• Instructions to follow
Count the lines below that carry the word "layers". Answer with that number alone.

---- Data extract

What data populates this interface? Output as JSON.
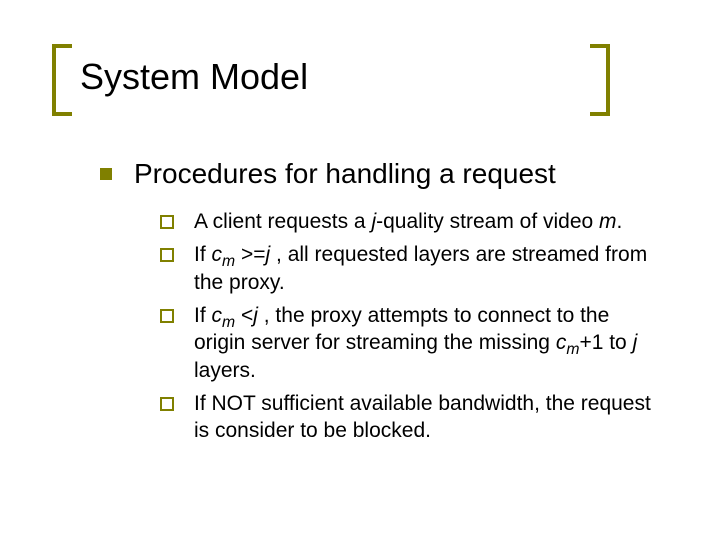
{
  "title": "System Model",
  "heading": "Procedures for handling a request",
  "items": {
    "i0": {
      "a": "A client requests a ",
      "j": "j",
      "b": "-quality stream of video ",
      "m": "m",
      "c": "."
    },
    "i1": {
      "a": "If ",
      "c": "c",
      "m": "m",
      "b": " >=",
      "j": "j",
      "d": " , all requested layers are streamed from the proxy."
    },
    "i2": {
      "a": "If ",
      "c": "c",
      "m": "m",
      "b": " <",
      "j": "j",
      "d": " , the proxy attempts to connect to the origin server for streaming the missing ",
      "c2": "c",
      "m2": "m",
      "e": "+1 to ",
      "j2": "j",
      "f": " layers."
    },
    "i3": {
      "a": "If NOT sufficient available bandwidth, the request is consider to be blocked."
    }
  }
}
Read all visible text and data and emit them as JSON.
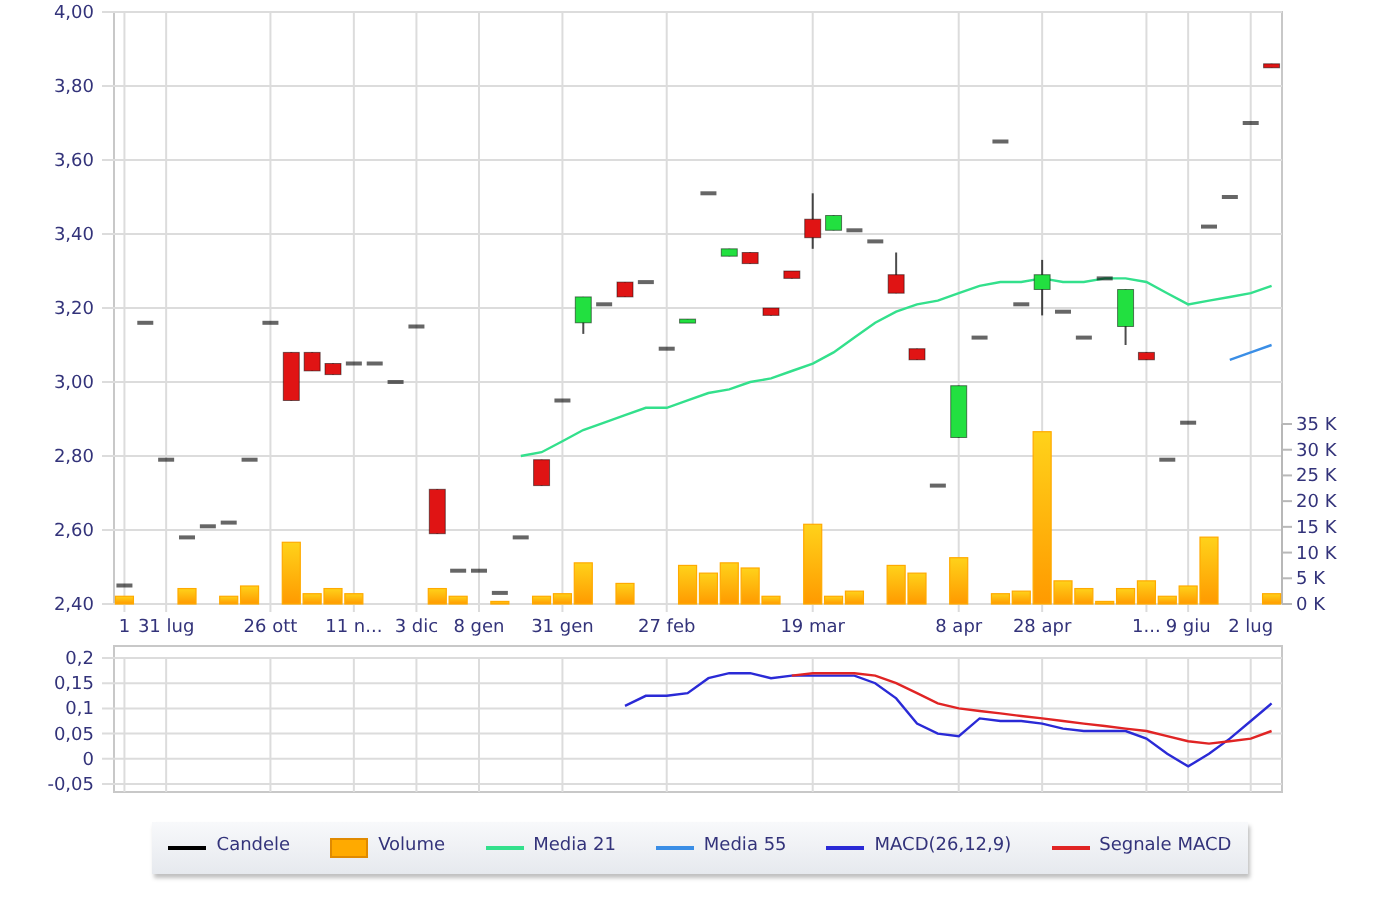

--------

• Expected output
2